Segment Open

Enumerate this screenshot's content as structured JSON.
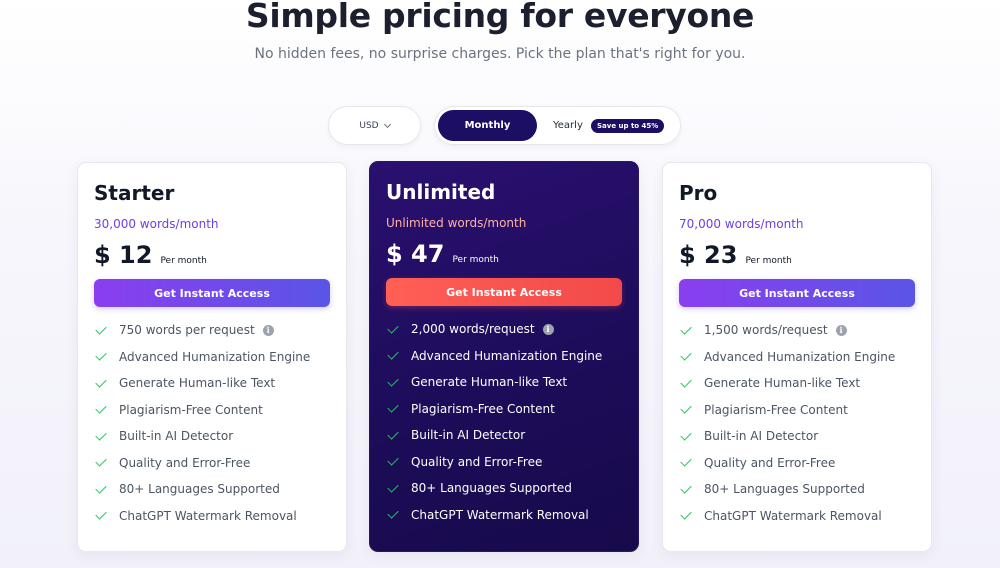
{
  "header": {
    "title": "Simple pricing for everyone",
    "subtitle": "No hidden fees, no surprise charges. Pick the plan that's right for you."
  },
  "controls": {
    "currency": "USD",
    "monthly_label": "Monthly",
    "yearly_label": "Yearly",
    "save_badge": "Save up to 45%",
    "selected_period": "Monthly"
  },
  "plans": [
    {
      "name": "Starter",
      "words": "30,000 words/month",
      "price": "$ 12",
      "per": "Per month",
      "cta": "Get Instant Access",
      "features": [
        "750 words per request",
        "Advanced Humanization Engine",
        "Generate Human-like Text",
        "Plagiarism-Free Content",
        "Built-in AI Detector",
        "Quality and Error-Free",
        "80+ Languages Supported",
        "ChatGPT Watermark Removal"
      ]
    },
    {
      "name": "Unlimited",
      "words": "Unlimited words/month",
      "price": "$ 47",
      "per": "Per month",
      "cta": "Get Instant Access",
      "features": [
        "2,000 words/request",
        "Advanced Humanization Engine",
        "Generate Human-like Text",
        "Plagiarism-Free Content",
        "Built-in AI Detector",
        "Quality and Error-Free",
        "80+ Languages Supported",
        "ChatGPT Watermark Removal"
      ]
    },
    {
      "name": "Pro",
      "words": "70,000 words/month",
      "price": "$ 23",
      "per": "Per month",
      "cta": "Get Instant Access",
      "features": [
        "1,500 words/request",
        "Advanced Humanization Engine",
        "Generate Human-like Text",
        "Plagiarism-Free Content",
        "Built-in AI Detector",
        "Quality and Error-Free",
        "80+ Languages Supported",
        "ChatGPT Watermark Removal"
      ]
    }
  ],
  "icons": {
    "feature": "check-icon",
    "info": "info-icon",
    "dropdown": "chevron-down-icon"
  },
  "colors": {
    "brand_dark": "#1c0e63",
    "accent_purple": "#6d3fe6",
    "cta_red": "#ff5f55",
    "check_green": "#22c55e"
  }
}
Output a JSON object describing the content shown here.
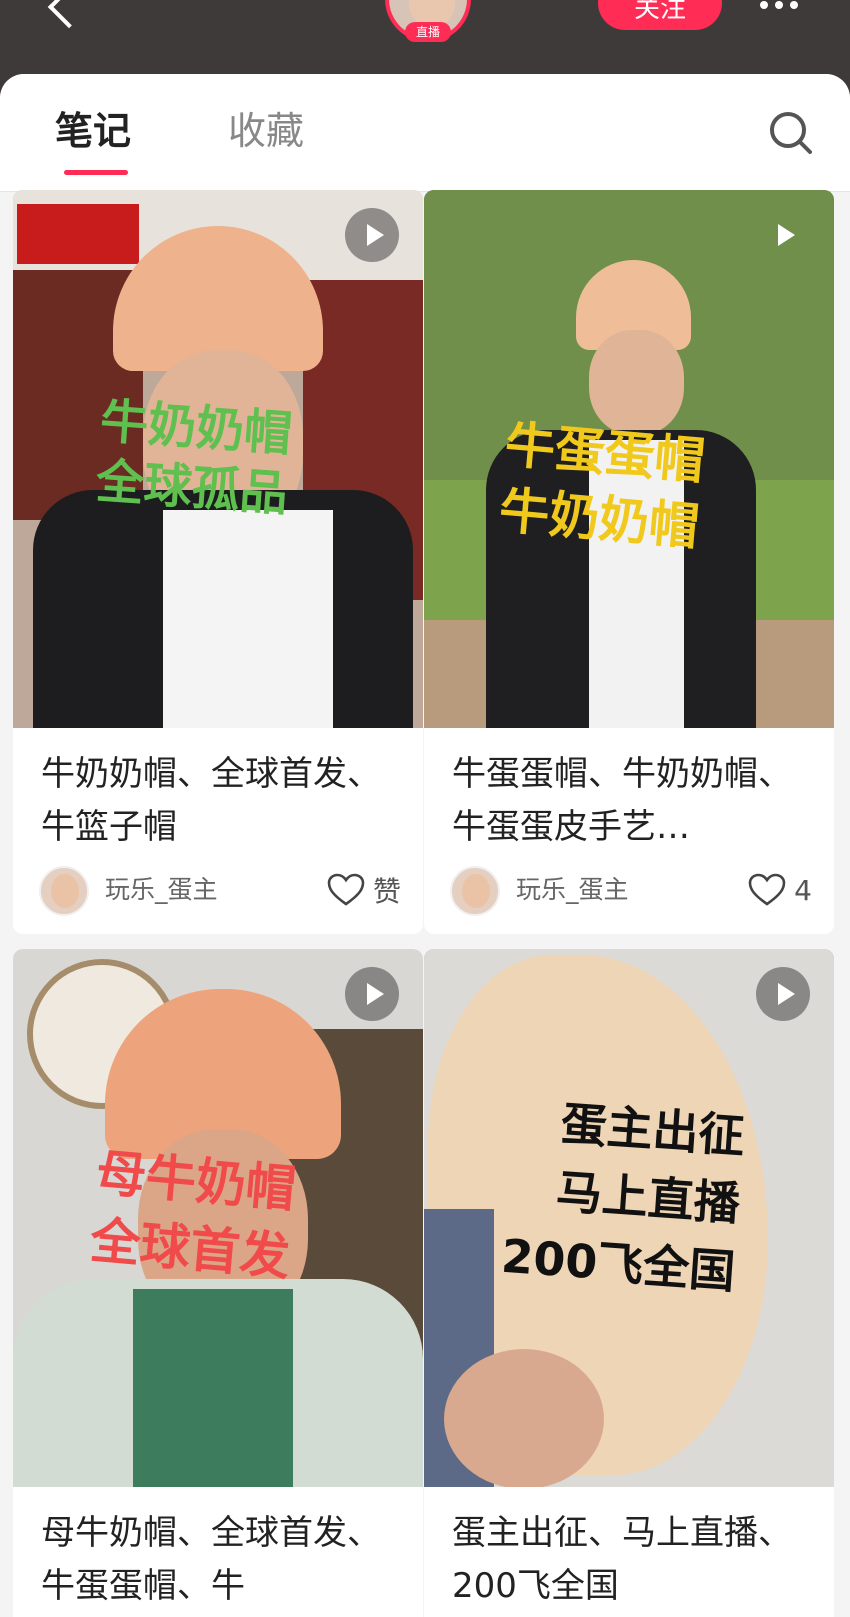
{
  "header": {
    "follow_label": "关注",
    "live_badge": "直播"
  },
  "tabs": [
    {
      "label": "笔记",
      "active": true
    },
    {
      "label": "收藏",
      "active": false
    }
  ],
  "accent_color": "#ff2c55",
  "icons": {
    "back": "chevron-left-icon",
    "more": "more-dots-icon",
    "search": "search-icon",
    "play": "play-icon",
    "like": "heart-outline-icon"
  },
  "notes": [
    {
      "overlay": "牛奶奶帽\n全球孤品",
      "overlay_color": "#5fbf4f",
      "title": "牛奶奶帽、全球首发、牛篮子帽",
      "author": "玩乐_蛋主",
      "likes": "赞"
    },
    {
      "overlay": "牛蛋蛋帽\n牛奶奶帽",
      "overlay_color": "#f0c91c",
      "title": "牛蛋蛋帽、牛奶奶帽、牛蛋蛋皮手艺…",
      "author": "玩乐_蛋主",
      "likes": "4"
    },
    {
      "overlay": "母牛奶帽\n全球首发",
      "overlay_color": "#f04a4a",
      "title": "母牛奶帽、全球首发、牛蛋蛋帽、牛",
      "author": "",
      "likes": ""
    },
    {
      "overlay": "蛋主出征\n马上直播\n200飞全国",
      "overlay_color": "#111111",
      "title": "蛋主出征、马上直播、200飞全国",
      "author": "",
      "likes": ""
    }
  ]
}
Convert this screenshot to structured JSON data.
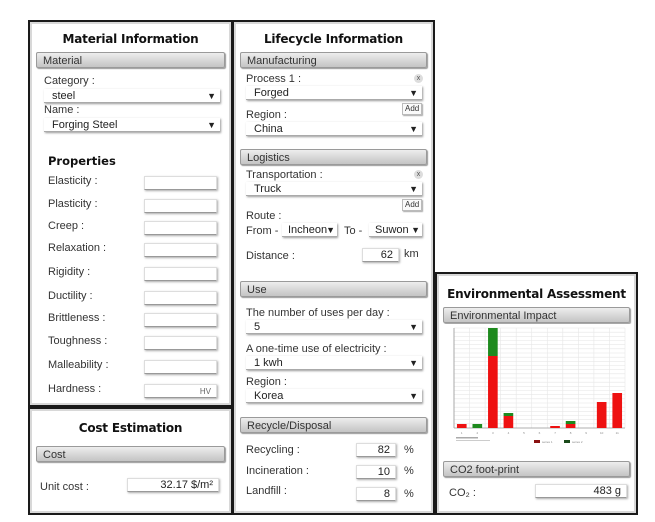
{
  "material_panel": {
    "title": "Material Information",
    "section": "Material",
    "category_label": "Category :",
    "category_value": "steel",
    "name_label": "Name :",
    "name_value": "Forging Steel",
    "properties_title": "Properties",
    "properties": [
      {
        "label": "Elasticity :",
        "value": ""
      },
      {
        "label": "Plasticity :",
        "value": ""
      },
      {
        "label": "Creep :",
        "value": ""
      },
      {
        "label": "Relaxation :",
        "value": ""
      },
      {
        "label": "Rigidity :",
        "value": ""
      },
      {
        "label": "Ductility :",
        "value": ""
      },
      {
        "label": "Brittleness :",
        "value": ""
      },
      {
        "label": "Toughness :",
        "value": ""
      },
      {
        "label": "Malleability :",
        "value": ""
      },
      {
        "label": "Hardness :",
        "value": "",
        "unit": "HV"
      }
    ]
  },
  "cost_panel": {
    "title": "Cost Estimation",
    "section": "Cost",
    "unit_cost_label": "Unit cost :",
    "unit_cost_value": "32.17 $/m²"
  },
  "lifecycle_panel": {
    "title": "Lifecycle Information",
    "manufacturing": {
      "section": "Manufacturing",
      "process_label": "Process 1 :",
      "process_value": "Forged",
      "remove_label": "x",
      "add_label": "Add",
      "region_label": "Region :",
      "region_value": "China"
    },
    "logistics": {
      "section": "Logistics",
      "transport_label": "Transportation :",
      "transport_value": "Truck",
      "remove_label": "x",
      "add_label": "Add",
      "route_label": "Route :",
      "from_label": "From -",
      "from_value": "Incheon",
      "to_label": "To -",
      "to_value": "Suwon",
      "distance_label": "Distance :",
      "distance_value": "62",
      "distance_unit": "km"
    },
    "use": {
      "section": "Use",
      "uses_label": "The number of uses per day :",
      "uses_value": "5",
      "electricity_label": "A one-time use of electricity :",
      "electricity_value": "1 kwh",
      "region_label": "Region :",
      "region_value": "Korea"
    },
    "recycle": {
      "section": "Recycle/Disposal",
      "recycling_label": "Recycling :",
      "recycling_value": "82",
      "incineration_label": "Incineration :",
      "incineration_value": "10",
      "landfill_label": "Landfill :",
      "landfill_value": "8",
      "percent": "%"
    }
  },
  "env_panel": {
    "title": "Environmental Assessment",
    "section": "Environmental Impact",
    "co2_section": "CO2 foot-print",
    "co2_label": "CO₂ :",
    "co2_value": "483 g"
  },
  "colors": {
    "red_series": "#ee1111",
    "green_series": "#1e8a1e"
  },
  "chart_data": {
    "type": "bar",
    "stacked": true,
    "title": "",
    "xlabel": "",
    "ylabel": "",
    "categories": [
      "1",
      "2",
      "3",
      "4",
      "5",
      "6",
      "7",
      "8",
      "9",
      "10",
      "11"
    ],
    "series": [
      {
        "name": "series 1",
        "color": "#ee1111",
        "values": [
          4,
          0,
          72,
          12,
          0,
          0,
          2,
          4,
          0,
          26,
          35
        ]
      },
      {
        "name": "series 2",
        "color": "#1e8a1e",
        "values": [
          0,
          4,
          28,
          3,
          0,
          0,
          0,
          3,
          0,
          0,
          0
        ]
      }
    ],
    "ylim": [
      0,
      100
    ],
    "grid": true,
    "legend": "bottom"
  }
}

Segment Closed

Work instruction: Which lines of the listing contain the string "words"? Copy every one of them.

Answer section:
      "words": "30,000 words/month",
        "750 words per request",
      "words": "Unlimited words/month",
        "2,000 words/request",
      "words": "70,000 words/month",
        "1,500 words/request",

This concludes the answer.